*** Supplied records ***
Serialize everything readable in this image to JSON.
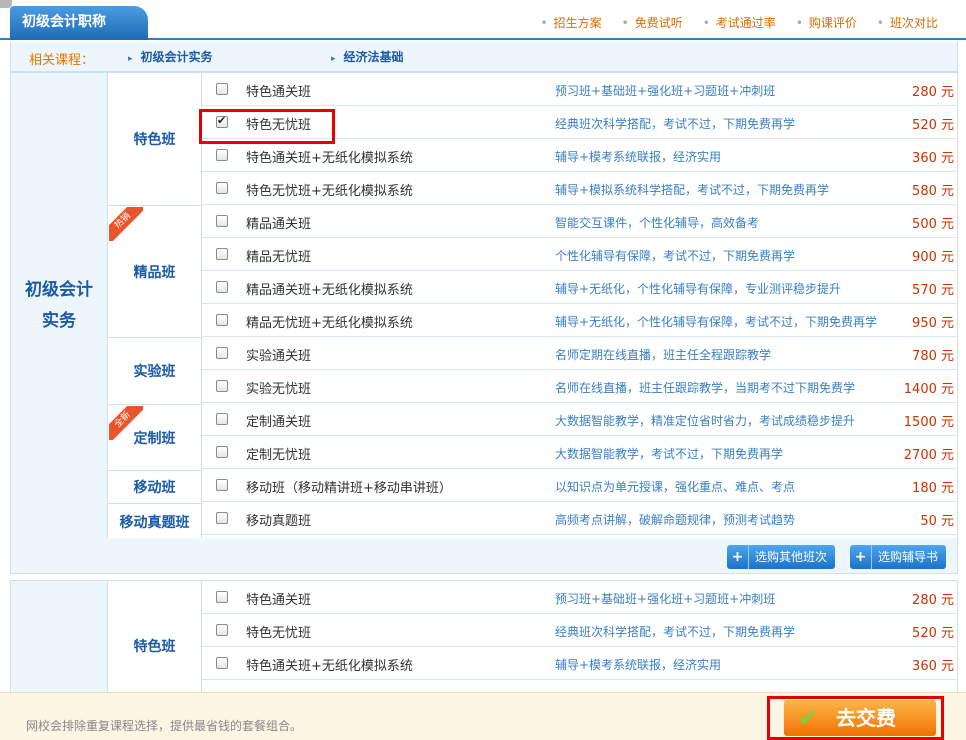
{
  "header": {
    "title": "初级会计职称",
    "nav": [
      "招生方案",
      "免费试听",
      "考试通过率",
      "购课评价",
      "班次对比"
    ]
  },
  "related": {
    "label": "相关课程：",
    "courses": [
      "初级会计实务",
      "经济法基础"
    ]
  },
  "block1": {
    "category": "初级会计实务",
    "groups": [
      {
        "name": "特色班"
      },
      {
        "name": "精品班",
        "ribbon": "热销"
      },
      {
        "name": "实验班"
      },
      {
        "name": "定制班",
        "ribbon": "全新"
      },
      {
        "name": "移动班"
      },
      {
        "name": "移动真题班"
      }
    ],
    "rows": [
      {
        "name": "特色通关班",
        "desc": "预习班+基础班+强化班+习题班+冲刺班",
        "price": "280 元",
        "checked": false
      },
      {
        "name": "特色无忧班",
        "desc": "经典班次科学搭配，考试不过，下期免费再学",
        "price": "520 元",
        "checked": true
      },
      {
        "name": "特色通关班+无纸化模拟系统",
        "desc": "辅导+模考系统联报，经济实用",
        "price": "360 元",
        "checked": false
      },
      {
        "name": "特色无忧班+无纸化模拟系统",
        "desc": "辅导+模拟系统科学搭配，考试不过，下期免费再学",
        "price": "580 元",
        "checked": false
      },
      {
        "name": "精品通关班",
        "desc": "智能交互课件，个性化辅导，高效备考",
        "price": "500 元",
        "checked": false
      },
      {
        "name": "精品无忧班",
        "desc": "个性化辅导有保障，考试不过，下期免费再学",
        "price": "900 元",
        "checked": false
      },
      {
        "name": "精品通关班+无纸化模拟系统",
        "desc": "辅导+无纸化，个性化辅导有保障，专业测评稳步提升",
        "price": "570 元",
        "checked": false
      },
      {
        "name": "精品无忧班+无纸化模拟系统",
        "desc": "辅导+无纸化，个性化辅导有保障，考试不过，下期免费再学",
        "price": "950 元",
        "checked": false
      },
      {
        "name": "实验通关班",
        "desc": "名师定期在线直播，班主任全程跟踪教学",
        "price": "780 元",
        "checked": false
      },
      {
        "name": "实验无忧班",
        "desc": "名师在线直播，班主任跟踪教学，当期考不过下期免费学",
        "price": "1400 元",
        "checked": false
      },
      {
        "name": "定制通关班",
        "desc": "大数据智能教学，精准定位省时省力，考试成绩稳步提升",
        "price": "1500 元",
        "checked": false
      },
      {
        "name": "定制无忧班",
        "desc": "大数据智能教学，考试不过，下期免费再学",
        "price": "2700 元",
        "checked": false
      },
      {
        "name": "移动班（移动精讲班+移动串讲班）",
        "desc": "以知识点为单元授课，强化重点、难点、考点",
        "price": "180 元",
        "checked": false
      },
      {
        "name": "移动真题班",
        "desc": "高频考点讲解，破解命题规律，预测考试趋势",
        "price": "50 元",
        "checked": false
      }
    ]
  },
  "buttons": {
    "plus": "+",
    "other_classes": "选购其他班次",
    "books": "选购辅导书"
  },
  "block2": {
    "group": "特色班",
    "rows": [
      {
        "name": "特色通关班",
        "desc": "预习班+基础班+强化班+习题班+冲刺班",
        "price": "280 元",
        "checked": false
      },
      {
        "name": "特色无忧班",
        "desc": "经典班次科学搭配，考试不过，下期免费再学",
        "price": "520 元",
        "checked": false
      },
      {
        "name": "特色通关班+无纸化模拟系统",
        "desc": "辅导+模考系统联报，经济实用",
        "price": "360 元",
        "checked": false
      }
    ]
  },
  "footer": {
    "note": "网校会排除重复课程选择，提供最省钱的套餐组合。",
    "pay_label": "去交费"
  },
  "colors": {
    "brand_blue": "#1d6cb5",
    "price_red": "#cc3300",
    "highlight_red": "#e60000",
    "pay_orange": "#ef7300"
  }
}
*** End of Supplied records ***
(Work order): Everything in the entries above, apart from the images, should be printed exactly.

(Exercise output):
Serialize everything readable in this image to JSON.
{
  "header": {
    "title": "初级会计职称",
    "nav": [
      "招生方案",
      "免费试听",
      "考试通过率",
      "购课评价",
      "班次对比"
    ]
  },
  "related": {
    "label": "相关课程：",
    "courses": [
      "初级会计实务",
      "经济法基础"
    ]
  },
  "block1": {
    "category": "初级会计实务",
    "groups": [
      {
        "name": "特色班"
      },
      {
        "name": "精品班",
        "ribbon": "热销"
      },
      {
        "name": "实验班"
      },
      {
        "name": "定制班",
        "ribbon": "全新"
      },
      {
        "name": "移动班"
      },
      {
        "name": "移动真题班"
      }
    ],
    "rows": [
      {
        "name": "特色通关班",
        "desc": "预习班+基础班+强化班+习题班+冲刺班",
        "price": "280 元",
        "checked": false
      },
      {
        "name": "特色无忧班",
        "desc": "经典班次科学搭配，考试不过，下期免费再学",
        "price": "520 元",
        "checked": true
      },
      {
        "name": "特色通关班+无纸化模拟系统",
        "desc": "辅导+模考系统联报，经济实用",
        "price": "360 元",
        "checked": false
      },
      {
        "name": "特色无忧班+无纸化模拟系统",
        "desc": "辅导+模拟系统科学搭配，考试不过，下期免费再学",
        "price": "580 元",
        "checked": false
      },
      {
        "name": "精品通关班",
        "desc": "智能交互课件，个性化辅导，高效备考",
        "price": "500 元",
        "checked": false
      },
      {
        "name": "精品无忧班",
        "desc": "个性化辅导有保障，考试不过，下期免费再学",
        "price": "900 元",
        "checked": false
      },
      {
        "name": "精品通关班+无纸化模拟系统",
        "desc": "辅导+无纸化，个性化辅导有保障，专业测评稳步提升",
        "price": "570 元",
        "checked": false
      },
      {
        "name": "精品无忧班+无纸化模拟系统",
        "desc": "辅导+无纸化，个性化辅导有保障，考试不过，下期免费再学",
        "price": "950 元",
        "checked": false
      },
      {
        "name": "实验通关班",
        "desc": "名师定期在线直播，班主任全程跟踪教学",
        "price": "780 元",
        "checked": false
      },
      {
        "name": "实验无忧班",
        "desc": "名师在线直播，班主任跟踪教学，当期考不过下期免费学",
        "price": "1400 元",
        "checked": false
      },
      {
        "name": "定制通关班",
        "desc": "大数据智能教学，精准定位省时省力，考试成绩稳步提升",
        "price": "1500 元",
        "checked": false
      },
      {
        "name": "定制无忧班",
        "desc": "大数据智能教学，考试不过，下期免费再学",
        "price": "2700 元",
        "checked": false
      },
      {
        "name": "移动班（移动精讲班+移动串讲班）",
        "desc": "以知识点为单元授课，强化重点、难点、考点",
        "price": "180 元",
        "checked": false
      },
      {
        "name": "移动真题班",
        "desc": "高频考点讲解，破解命题规律，预测考试趋势",
        "price": "50 元",
        "checked": false
      }
    ]
  },
  "buttons": {
    "plus": "+",
    "other_classes": "选购其他班次",
    "books": "选购辅导书"
  },
  "block2": {
    "group": "特色班",
    "rows": [
      {
        "name": "特色通关班",
        "desc": "预习班+基础班+强化班+习题班+冲刺班",
        "price": "280 元",
        "checked": false
      },
      {
        "name": "特色无忧班",
        "desc": "经典班次科学搭配，考试不过，下期免费再学",
        "price": "520 元",
        "checked": false
      },
      {
        "name": "特色通关班+无纸化模拟系统",
        "desc": "辅导+模考系统联报，经济实用",
        "price": "360 元",
        "checked": false
      }
    ]
  },
  "footer": {
    "note": "网校会排除重复课程选择，提供最省钱的套餐组合。",
    "pay_label": "去交费"
  },
  "colors": {
    "brand_blue": "#1d6cb5",
    "price_red": "#cc3300",
    "highlight_red": "#e60000",
    "pay_orange": "#ef7300"
  }
}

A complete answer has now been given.